EXTRACTED ENTRIES
┌──
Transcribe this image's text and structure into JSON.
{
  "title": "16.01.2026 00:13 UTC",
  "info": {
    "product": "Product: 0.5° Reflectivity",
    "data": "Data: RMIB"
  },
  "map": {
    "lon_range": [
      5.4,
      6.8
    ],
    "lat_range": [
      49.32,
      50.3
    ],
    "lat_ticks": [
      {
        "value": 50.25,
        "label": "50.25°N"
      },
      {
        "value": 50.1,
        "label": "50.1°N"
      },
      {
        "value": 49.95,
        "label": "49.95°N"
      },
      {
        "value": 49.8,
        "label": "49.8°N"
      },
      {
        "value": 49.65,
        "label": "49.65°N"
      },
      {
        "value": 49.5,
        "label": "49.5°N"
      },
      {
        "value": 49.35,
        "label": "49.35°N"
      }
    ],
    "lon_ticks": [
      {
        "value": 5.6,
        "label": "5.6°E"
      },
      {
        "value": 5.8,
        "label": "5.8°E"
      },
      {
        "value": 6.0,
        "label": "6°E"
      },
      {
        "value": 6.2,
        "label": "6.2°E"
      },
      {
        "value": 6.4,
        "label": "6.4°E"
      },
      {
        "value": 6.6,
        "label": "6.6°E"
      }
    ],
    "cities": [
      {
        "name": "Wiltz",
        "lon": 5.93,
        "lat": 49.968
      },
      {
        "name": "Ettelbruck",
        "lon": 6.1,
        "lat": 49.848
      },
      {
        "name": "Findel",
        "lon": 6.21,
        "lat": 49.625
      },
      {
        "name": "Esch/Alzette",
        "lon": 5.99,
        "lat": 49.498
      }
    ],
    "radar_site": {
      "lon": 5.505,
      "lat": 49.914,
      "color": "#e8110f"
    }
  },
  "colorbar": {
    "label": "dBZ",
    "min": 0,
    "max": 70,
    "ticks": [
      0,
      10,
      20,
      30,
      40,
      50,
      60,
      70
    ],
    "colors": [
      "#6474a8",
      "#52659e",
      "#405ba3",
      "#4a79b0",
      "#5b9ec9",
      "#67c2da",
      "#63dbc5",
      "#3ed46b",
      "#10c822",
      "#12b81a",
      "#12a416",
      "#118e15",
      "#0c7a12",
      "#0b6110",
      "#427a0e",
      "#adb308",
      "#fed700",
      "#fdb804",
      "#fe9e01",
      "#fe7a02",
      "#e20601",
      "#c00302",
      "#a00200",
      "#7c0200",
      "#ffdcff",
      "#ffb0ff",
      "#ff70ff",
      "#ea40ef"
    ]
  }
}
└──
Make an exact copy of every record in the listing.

Transcribe this image's text and structure into JSON.
{
  "title": "16.01.2026 00:13 UTC",
  "info": {
    "product": "Product: 0.5° Reflectivity",
    "data": "Data: RMIB"
  },
  "map": {
    "lon_range": [
      5.4,
      6.8
    ],
    "lat_range": [
      49.32,
      50.3
    ],
    "lat_ticks": [
      {
        "value": 50.25,
        "label": "50.25°N"
      },
      {
        "value": 50.1,
        "label": "50.1°N"
      },
      {
        "value": 49.95,
        "label": "49.95°N"
      },
      {
        "value": 49.8,
        "label": "49.8°N"
      },
      {
        "value": 49.65,
        "label": "49.65°N"
      },
      {
        "value": 49.5,
        "label": "49.5°N"
      },
      {
        "value": 49.35,
        "label": "49.35°N"
      }
    ],
    "lon_ticks": [
      {
        "value": 5.6,
        "label": "5.6°E"
      },
      {
        "value": 5.8,
        "label": "5.8°E"
      },
      {
        "value": 6.0,
        "label": "6°E"
      },
      {
        "value": 6.2,
        "label": "6.2°E"
      },
      {
        "value": 6.4,
        "label": "6.4°E"
      },
      {
        "value": 6.6,
        "label": "6.6°E"
      }
    ],
    "cities": [
      {
        "name": "Wiltz",
        "lon": 5.93,
        "lat": 49.968
      },
      {
        "name": "Ettelbruck",
        "lon": 6.1,
        "lat": 49.848
      },
      {
        "name": "Findel",
        "lon": 6.21,
        "lat": 49.625
      },
      {
        "name": "Esch/Alzette",
        "lon": 5.99,
        "lat": 49.498
      }
    ],
    "radar_site": {
      "lon": 5.505,
      "lat": 49.914,
      "color": "#e8110f"
    }
  },
  "colorbar": {
    "label": "dBZ",
    "min": 0,
    "max": 70,
    "ticks": [
      0,
      10,
      20,
      30,
      40,
      50,
      60,
      70
    ],
    "colors": [
      "#6474a8",
      "#52659e",
      "#405ba3",
      "#4a79b0",
      "#5b9ec9",
      "#67c2da",
      "#63dbc5",
      "#3ed46b",
      "#10c822",
      "#12b81a",
      "#12a416",
      "#118e15",
      "#0c7a12",
      "#0b6110",
      "#427a0e",
      "#adb308",
      "#fed700",
      "#fdb804",
      "#fe9e01",
      "#fe7a02",
      "#e20601",
      "#c00302",
      "#a00200",
      "#7c0200",
      "#ffdcff",
      "#ffb0ff",
      "#ff70ff",
      "#ea40ef"
    ]
  }
}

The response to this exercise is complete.